Information shown START

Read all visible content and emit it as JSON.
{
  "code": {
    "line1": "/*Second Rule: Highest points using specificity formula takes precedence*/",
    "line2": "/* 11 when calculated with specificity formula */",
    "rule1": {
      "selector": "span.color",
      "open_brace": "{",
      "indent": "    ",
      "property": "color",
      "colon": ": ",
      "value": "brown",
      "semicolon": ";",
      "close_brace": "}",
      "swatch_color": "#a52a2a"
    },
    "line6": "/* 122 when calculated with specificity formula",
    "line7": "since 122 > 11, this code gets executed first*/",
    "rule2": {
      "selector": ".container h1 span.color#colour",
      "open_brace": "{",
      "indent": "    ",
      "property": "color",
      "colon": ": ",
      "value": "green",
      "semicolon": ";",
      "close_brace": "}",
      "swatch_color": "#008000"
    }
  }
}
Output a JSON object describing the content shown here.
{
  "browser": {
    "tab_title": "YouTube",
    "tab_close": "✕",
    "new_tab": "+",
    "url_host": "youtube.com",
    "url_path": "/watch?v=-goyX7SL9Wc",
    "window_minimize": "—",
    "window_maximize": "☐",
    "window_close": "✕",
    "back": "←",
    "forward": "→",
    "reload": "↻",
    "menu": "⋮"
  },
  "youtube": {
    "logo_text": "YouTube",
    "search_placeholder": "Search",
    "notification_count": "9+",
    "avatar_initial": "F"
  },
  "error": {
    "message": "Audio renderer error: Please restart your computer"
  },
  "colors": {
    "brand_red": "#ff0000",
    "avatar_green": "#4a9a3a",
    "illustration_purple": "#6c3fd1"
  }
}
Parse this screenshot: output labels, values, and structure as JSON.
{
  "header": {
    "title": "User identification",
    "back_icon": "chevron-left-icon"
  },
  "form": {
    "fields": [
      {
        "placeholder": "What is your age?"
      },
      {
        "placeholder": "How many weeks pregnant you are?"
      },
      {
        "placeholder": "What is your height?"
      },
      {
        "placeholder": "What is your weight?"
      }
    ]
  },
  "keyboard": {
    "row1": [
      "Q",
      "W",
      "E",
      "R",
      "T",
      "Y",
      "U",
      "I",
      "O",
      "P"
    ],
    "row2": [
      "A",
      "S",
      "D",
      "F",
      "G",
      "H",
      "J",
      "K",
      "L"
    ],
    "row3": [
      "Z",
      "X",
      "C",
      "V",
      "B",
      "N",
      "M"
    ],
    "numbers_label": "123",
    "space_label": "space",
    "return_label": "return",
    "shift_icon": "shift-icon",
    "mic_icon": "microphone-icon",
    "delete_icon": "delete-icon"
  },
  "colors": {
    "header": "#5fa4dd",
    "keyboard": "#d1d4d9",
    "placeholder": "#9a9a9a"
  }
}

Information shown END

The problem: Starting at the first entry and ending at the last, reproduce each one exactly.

Task output:
Read all visible content and emit it as JSON.
{
  "code": {
    "line1": "/*Second Rule: Highest points using specificity formula takes precedence*/",
    "line2": "/* 11 when calculated with specificity formula */",
    "rule1": {
      "selector": "span.color",
      "open_brace": "{",
      "indent": "    ",
      "property": "color",
      "colon": ": ",
      "value": "brown",
      "semicolon": ";",
      "close_brace": "}",
      "swatch_color": "#a52a2a"
    },
    "line6": "/* 122 when calculated with specificity formula",
    "line7": "since 122 > 11, this code gets executed first*/",
    "rule2": {
      "selector": ".container h1 span.color#colour",
      "open_brace": "{",
      "indent": "    ",
      "property": "color",
      "colon": ": ",
      "value": "green",
      "semicolon": ";",
      "close_brace": "}",
      "swatch_color": "#008000"
    }
  }
}
Output a JSON object describing the content shown here.
{
  "browser": {
    "tab_title": "YouTube",
    "tab_close": "✕",
    "new_tab": "+",
    "url_host": "youtube.com",
    "url_path": "/watch?v=-goyX7SL9Wc",
    "window_minimize": "—",
    "window_maximize": "☐",
    "window_close": "✕",
    "back": "←",
    "forward": "→",
    "reload": "↻",
    "menu": "⋮"
  },
  "youtube": {
    "logo_text": "YouTube",
    "search_placeholder": "Search",
    "notification_count": "9+",
    "avatar_initial": "F"
  },
  "error": {
    "message": "Audio renderer error: Please restart your computer"
  },
  "colors": {
    "brand_red": "#ff0000",
    "avatar_green": "#4a9a3a",
    "illustration_purple": "#6c3fd1"
  }
}
Parse this screenshot: output labels, values, and structure as JSON.
{
  "header": {
    "title": "User identification",
    "back_icon": "chevron-left-icon"
  },
  "form": {
    "fields": [
      {
        "placeholder": "What is your age?"
      },
      {
        "placeholder": "How many weeks pregnant you are?"
      },
      {
        "placeholder": "What is your height?"
      },
      {
        "placeholder": "What is your weight?"
      }
    ]
  },
  "keyboard": {
    "row1": [
      "Q",
      "W",
      "E",
      "R",
      "T",
      "Y",
      "U",
      "I",
      "O",
      "P"
    ],
    "row2": [
      "A",
      "S",
      "D",
      "F",
      "G",
      "H",
      "J",
      "K",
      "L"
    ],
    "row3": [
      "Z",
      "X",
      "C",
      "V",
      "B",
      "N",
      "M"
    ],
    "numbers_label": "123",
    "space_label": "space",
    "return_label": "return",
    "shift_icon": "shift-icon",
    "mic_icon": "microphone-icon",
    "delete_icon": "delete-icon"
  },
  "colors": {
    "header": "#5fa4dd",
    "keyboard": "#d1d4d9",
    "placeholder": "#9a9a9a"
  }
}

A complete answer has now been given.